**ASSIGNMENT**
Taking the lines below one at a time, count those with the string "later" and give the result alone.

**RECORDS PROVIDED**

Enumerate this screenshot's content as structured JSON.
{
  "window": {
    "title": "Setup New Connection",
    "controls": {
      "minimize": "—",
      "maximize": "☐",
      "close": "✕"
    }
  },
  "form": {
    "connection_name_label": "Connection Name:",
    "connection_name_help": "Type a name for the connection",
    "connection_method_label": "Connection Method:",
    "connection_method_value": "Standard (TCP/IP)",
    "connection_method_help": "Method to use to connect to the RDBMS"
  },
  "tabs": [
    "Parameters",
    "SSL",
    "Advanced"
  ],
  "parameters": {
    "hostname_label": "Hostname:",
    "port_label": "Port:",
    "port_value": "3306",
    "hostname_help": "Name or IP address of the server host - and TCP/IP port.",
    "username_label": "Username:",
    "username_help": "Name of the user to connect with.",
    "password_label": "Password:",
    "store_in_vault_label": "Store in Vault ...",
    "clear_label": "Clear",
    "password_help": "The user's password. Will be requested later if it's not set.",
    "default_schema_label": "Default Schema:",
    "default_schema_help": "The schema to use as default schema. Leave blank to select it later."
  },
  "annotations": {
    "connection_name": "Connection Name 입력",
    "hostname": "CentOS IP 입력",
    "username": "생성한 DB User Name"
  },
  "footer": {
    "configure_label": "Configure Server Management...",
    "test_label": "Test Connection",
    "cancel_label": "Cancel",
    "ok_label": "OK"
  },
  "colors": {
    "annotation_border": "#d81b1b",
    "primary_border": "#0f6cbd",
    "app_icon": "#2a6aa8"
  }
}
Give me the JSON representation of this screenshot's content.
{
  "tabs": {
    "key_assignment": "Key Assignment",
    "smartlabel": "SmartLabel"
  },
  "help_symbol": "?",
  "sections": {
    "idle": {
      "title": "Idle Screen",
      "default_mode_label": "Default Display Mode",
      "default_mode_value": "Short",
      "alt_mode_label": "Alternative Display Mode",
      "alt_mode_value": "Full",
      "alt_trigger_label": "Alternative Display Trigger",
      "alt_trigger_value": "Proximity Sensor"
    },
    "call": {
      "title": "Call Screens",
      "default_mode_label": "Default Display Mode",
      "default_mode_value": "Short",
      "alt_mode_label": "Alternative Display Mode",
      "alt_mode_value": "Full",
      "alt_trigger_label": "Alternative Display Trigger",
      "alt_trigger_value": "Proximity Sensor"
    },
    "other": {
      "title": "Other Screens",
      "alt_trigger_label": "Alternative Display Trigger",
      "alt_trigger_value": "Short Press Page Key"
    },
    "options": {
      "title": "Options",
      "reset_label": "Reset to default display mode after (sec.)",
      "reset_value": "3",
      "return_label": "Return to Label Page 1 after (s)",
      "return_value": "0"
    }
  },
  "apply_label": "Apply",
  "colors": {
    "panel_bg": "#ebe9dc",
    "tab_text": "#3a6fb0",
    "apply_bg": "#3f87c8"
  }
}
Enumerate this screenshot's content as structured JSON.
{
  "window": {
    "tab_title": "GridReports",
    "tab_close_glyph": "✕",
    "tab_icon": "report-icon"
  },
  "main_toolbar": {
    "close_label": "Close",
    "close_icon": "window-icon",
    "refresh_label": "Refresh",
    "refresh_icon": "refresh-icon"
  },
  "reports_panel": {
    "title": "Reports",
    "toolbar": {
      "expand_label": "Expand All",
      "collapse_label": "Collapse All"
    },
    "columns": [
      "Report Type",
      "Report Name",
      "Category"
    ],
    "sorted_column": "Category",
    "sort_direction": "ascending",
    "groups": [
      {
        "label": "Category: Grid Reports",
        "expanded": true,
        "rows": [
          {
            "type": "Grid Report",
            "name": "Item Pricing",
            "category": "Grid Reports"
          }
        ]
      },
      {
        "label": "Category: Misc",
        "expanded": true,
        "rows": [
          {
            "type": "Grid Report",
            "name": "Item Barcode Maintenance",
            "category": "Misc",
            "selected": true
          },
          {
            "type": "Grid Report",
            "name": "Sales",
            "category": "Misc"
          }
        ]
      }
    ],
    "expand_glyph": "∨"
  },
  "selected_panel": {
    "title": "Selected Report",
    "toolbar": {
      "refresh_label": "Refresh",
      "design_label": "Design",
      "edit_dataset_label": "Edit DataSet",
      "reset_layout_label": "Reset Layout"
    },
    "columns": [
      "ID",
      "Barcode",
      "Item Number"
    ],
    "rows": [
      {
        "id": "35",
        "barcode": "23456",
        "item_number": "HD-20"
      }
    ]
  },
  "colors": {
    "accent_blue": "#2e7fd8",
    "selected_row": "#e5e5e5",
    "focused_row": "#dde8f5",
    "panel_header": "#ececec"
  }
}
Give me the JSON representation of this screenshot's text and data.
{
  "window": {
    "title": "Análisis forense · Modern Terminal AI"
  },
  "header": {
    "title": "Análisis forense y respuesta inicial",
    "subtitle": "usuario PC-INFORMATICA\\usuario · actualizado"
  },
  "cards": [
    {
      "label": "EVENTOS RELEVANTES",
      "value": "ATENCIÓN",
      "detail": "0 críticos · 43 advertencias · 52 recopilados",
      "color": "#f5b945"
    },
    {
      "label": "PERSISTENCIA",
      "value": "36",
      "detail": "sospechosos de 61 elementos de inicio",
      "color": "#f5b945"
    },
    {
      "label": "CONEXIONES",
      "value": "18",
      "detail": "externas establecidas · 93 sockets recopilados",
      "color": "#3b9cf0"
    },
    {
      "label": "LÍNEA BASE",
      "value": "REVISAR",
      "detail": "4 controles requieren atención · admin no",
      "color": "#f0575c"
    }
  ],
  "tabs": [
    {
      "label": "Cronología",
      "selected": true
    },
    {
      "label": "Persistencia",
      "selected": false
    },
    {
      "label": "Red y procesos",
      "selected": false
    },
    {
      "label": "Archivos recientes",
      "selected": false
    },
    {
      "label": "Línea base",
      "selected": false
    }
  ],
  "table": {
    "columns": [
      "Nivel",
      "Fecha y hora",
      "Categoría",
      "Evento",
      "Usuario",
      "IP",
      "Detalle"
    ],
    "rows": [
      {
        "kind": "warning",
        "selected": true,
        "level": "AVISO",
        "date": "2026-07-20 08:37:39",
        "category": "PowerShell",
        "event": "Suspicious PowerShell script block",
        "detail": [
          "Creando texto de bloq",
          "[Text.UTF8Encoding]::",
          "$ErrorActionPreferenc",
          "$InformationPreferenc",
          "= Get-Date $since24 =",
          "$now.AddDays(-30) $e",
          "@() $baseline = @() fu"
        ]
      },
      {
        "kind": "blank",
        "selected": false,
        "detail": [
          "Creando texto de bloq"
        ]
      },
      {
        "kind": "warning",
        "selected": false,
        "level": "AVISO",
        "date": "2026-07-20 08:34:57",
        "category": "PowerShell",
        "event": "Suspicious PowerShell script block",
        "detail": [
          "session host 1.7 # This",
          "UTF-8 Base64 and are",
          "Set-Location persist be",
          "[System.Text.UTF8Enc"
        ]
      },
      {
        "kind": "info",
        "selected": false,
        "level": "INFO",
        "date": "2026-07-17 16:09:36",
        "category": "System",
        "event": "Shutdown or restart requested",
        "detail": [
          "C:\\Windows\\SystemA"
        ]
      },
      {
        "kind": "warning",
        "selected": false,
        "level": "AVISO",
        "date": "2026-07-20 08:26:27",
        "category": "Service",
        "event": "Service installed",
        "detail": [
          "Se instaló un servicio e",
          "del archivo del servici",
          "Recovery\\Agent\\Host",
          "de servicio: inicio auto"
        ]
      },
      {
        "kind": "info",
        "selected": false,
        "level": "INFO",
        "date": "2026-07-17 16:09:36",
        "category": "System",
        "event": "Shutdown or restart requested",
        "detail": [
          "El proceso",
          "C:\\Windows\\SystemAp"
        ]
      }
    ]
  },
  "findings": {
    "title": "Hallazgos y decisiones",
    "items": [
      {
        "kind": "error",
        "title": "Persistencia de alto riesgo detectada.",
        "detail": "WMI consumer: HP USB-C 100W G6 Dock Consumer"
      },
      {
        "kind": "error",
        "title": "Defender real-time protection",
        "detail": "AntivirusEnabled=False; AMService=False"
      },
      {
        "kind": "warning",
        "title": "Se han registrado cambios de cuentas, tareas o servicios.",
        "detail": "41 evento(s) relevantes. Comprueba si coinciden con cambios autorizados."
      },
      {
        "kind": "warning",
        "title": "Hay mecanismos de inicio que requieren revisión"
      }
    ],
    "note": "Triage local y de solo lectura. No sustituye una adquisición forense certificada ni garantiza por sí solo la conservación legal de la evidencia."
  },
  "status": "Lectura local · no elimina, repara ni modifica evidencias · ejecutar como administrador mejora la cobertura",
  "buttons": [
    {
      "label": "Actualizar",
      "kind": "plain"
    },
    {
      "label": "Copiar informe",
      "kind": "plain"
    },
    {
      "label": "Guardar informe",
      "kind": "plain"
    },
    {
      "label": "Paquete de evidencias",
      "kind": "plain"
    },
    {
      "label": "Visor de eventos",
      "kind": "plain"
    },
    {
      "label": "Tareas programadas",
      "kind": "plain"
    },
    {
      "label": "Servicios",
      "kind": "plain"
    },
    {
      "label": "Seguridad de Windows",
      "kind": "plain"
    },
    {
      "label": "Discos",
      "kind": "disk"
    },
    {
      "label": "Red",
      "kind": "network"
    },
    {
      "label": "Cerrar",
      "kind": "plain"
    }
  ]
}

**SOLUTION TO THIS PROBLEM**
2